- 1/2 teaspoon ground nutmeg
- 1/2 teaspoon ground ginger
- 1/2 teaspoon allspice
- 8 tablespoons (1 stick or 1/2 cup) butter; divided
- 1/2 cup flour
- 4 cups beef stock
- 1/4 cup sour cream
- Salt and pepper, to taste
- Lingonberry jam or Red Currant jelly
- In a large bowl, add the milk and bread crumbs. Allow the milk to be absorbed by the bread crumbs and then whisk in the eggs and spices (salt, pepper, nutmeg, ginger, and allspice). Mix until incorporated. Then add the ground meats and with your finger tips, lightly mix the milk-bread crumb mixture into the meat mixture until well combined being mindful not to compact the mixture tightly. This step makes for a light meatball rather than a dense one.
- Form the meat into 2-oz balls (about the size of golf balls). Into a large skillet or Dutch oven over medium heat, melt half the butter (4 tbsp) and lightly fry the meatballs, turning until they are browned on all sides, but not cooked through. You may need to work in two batches. Once all the meatballs have been browned remove them from pan and set aside while you prepare the gravy.
- Into the same skillet or Dutch oven you cooked the meatballs in, add the remaining 4 tbsp butter over medium-low heat.
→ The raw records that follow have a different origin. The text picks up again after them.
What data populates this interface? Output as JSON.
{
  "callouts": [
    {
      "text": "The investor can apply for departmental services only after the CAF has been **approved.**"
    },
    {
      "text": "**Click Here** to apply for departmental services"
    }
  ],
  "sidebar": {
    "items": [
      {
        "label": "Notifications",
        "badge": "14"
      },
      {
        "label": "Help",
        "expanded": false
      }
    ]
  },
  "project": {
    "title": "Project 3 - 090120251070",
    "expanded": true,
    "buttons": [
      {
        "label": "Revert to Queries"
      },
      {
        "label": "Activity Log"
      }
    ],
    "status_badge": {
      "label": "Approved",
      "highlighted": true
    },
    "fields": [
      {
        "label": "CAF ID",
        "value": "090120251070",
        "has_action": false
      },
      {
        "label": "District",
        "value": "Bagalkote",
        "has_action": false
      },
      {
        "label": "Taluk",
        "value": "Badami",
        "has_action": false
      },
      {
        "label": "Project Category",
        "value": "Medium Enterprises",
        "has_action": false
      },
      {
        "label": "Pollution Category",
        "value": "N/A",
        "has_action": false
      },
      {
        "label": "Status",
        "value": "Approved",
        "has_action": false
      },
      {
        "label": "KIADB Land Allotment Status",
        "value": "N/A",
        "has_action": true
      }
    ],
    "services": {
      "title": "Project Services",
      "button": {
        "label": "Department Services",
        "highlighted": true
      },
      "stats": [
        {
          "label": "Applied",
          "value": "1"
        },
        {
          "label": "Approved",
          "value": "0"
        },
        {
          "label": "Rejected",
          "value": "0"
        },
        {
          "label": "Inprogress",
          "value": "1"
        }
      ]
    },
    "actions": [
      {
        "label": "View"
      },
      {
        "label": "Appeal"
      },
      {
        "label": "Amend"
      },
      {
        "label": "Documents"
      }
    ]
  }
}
Stir in the flour to make a roux and allow to cook for a minute - the roux will still be blonde in color. Then slowly whisk the broth into the roux. Once the roux is incorporated into the broth, turn the heat up to medium and add the meatballs back into the pan and cook for about 20 minutes over medium heat until the meatballs are cooked through. The gravy should come to a boil and thicken as the meatballs simmer. If the gravy is too thick, add a little more broth (or water) to thin it to your desired consistency. If the gravy is too thin you can cook a little longer allowing the sauce to reduce to your desired consistency.
- Once your desired consistency is reached, remove the pan from the heat and whisk in the sour cream (see notes). Taste the sauce and adjust your seasonings to your desired tastes.
- Serve with mashed potatoes, seasonal vegetables and Lingonberry jam
Lingonberry Jam is becoming increasing popular here in the United States and I've seen it in my local grocery store. However, if Lingonberry Jam in not available in your area, it is easy substituted with Red Currant jelly. Another note is to use full-fat sour cream and milk. Keep the heat low when you add the sour cream, and to do it right at the end of cooking as it does not need to come to a boil. It will also be less likely to curdle if it's not too cold, so instead of using it straight from the refrigerator, let the sour cream come up to room temperature. Fat content also affects how dairy products behave when heated. While it may be tempting to save a few calories by using half-and-half or other lower-fat products, full-fat cream is more stable when added to hot foods and if the above steps are followed, should not separate in your sauce.